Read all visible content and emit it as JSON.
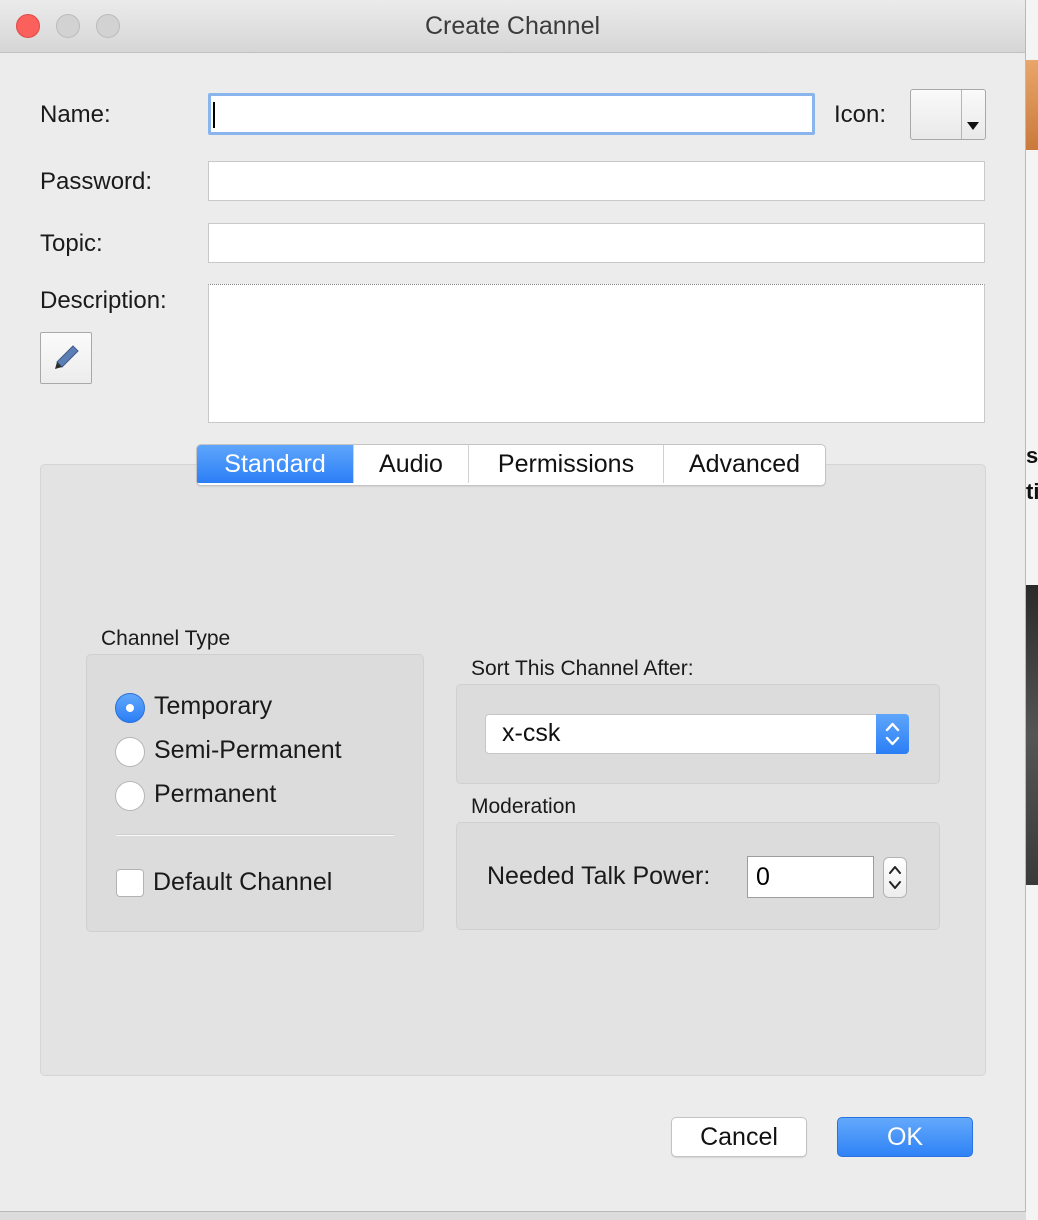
{
  "window": {
    "title": "Create Channel"
  },
  "fields": {
    "name_label": "Name:",
    "name_value": "",
    "icon_label": "Icon:",
    "password_label": "Password:",
    "password_value": "",
    "topic_label": "Topic:",
    "topic_value": "",
    "description_label": "Description:",
    "description_value": ""
  },
  "tabs": [
    {
      "label": "Standard",
      "active": true
    },
    {
      "label": "Audio",
      "active": false
    },
    {
      "label": "Permissions",
      "active": false
    },
    {
      "label": "Advanced",
      "active": false
    }
  ],
  "channel_type": {
    "title": "Channel Type",
    "options": [
      {
        "label": "Temporary",
        "selected": true
      },
      {
        "label": "Semi-Permanent",
        "selected": false
      },
      {
        "label": "Permanent",
        "selected": false
      }
    ],
    "default_channel_label": "Default Channel",
    "default_channel_checked": false
  },
  "sort": {
    "title": "Sort This Channel After:",
    "selected": "x-csk"
  },
  "moderation": {
    "title": "Moderation",
    "talk_power_label": "Needed Talk Power:",
    "talk_power_value": "0"
  },
  "buttons": {
    "cancel": "Cancel",
    "ok": "OK"
  },
  "background_app": {
    "text_line1": "s",
    "text_line2": "ti"
  },
  "colors": {
    "accent": "#2b7ef6",
    "close": "#fc605c"
  },
  "icons": {
    "edit": "pencil-icon",
    "dropdown": "dropdown-arrow-icon",
    "stepper": "up-down-chevron-icon"
  }
}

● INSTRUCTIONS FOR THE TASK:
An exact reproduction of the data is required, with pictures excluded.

● TASK SOLUTION:
Read all visible content and emit it as JSON.
{
  "window": {
    "title": "Create Channel"
  },
  "fields": {
    "name_label": "Name:",
    "name_value": "",
    "icon_label": "Icon:",
    "password_label": "Password:",
    "password_value": "",
    "topic_label": "Topic:",
    "topic_value": "",
    "description_label": "Description:",
    "description_value": ""
  },
  "tabs": [
    {
      "label": "Standard",
      "active": true
    },
    {
      "label": "Audio",
      "active": false
    },
    {
      "label": "Permissions",
      "active": false
    },
    {
      "label": "Advanced",
      "active": false
    }
  ],
  "channel_type": {
    "title": "Channel Type",
    "options": [
      {
        "label": "Temporary",
        "selected": true
      },
      {
        "label": "Semi-Permanent",
        "selected": false
      },
      {
        "label": "Permanent",
        "selected": false
      }
    ],
    "default_channel_label": "Default Channel",
    "default_channel_checked": false
  },
  "sort": {
    "title": "Sort This Channel After:",
    "selected": "x-csk"
  },
  "moderation": {
    "title": "Moderation",
    "talk_power_label": "Needed Talk Power:",
    "talk_power_value": "0"
  },
  "buttons": {
    "cancel": "Cancel",
    "ok": "OK"
  },
  "background_app": {
    "text_line1": "s",
    "text_line2": "ti"
  },
  "colors": {
    "accent": "#2b7ef6",
    "close": "#fc605c"
  },
  "icons": {
    "edit": "pencil-icon",
    "dropdown": "dropdown-arrow-icon",
    "stepper": "up-down-chevron-icon"
  }
}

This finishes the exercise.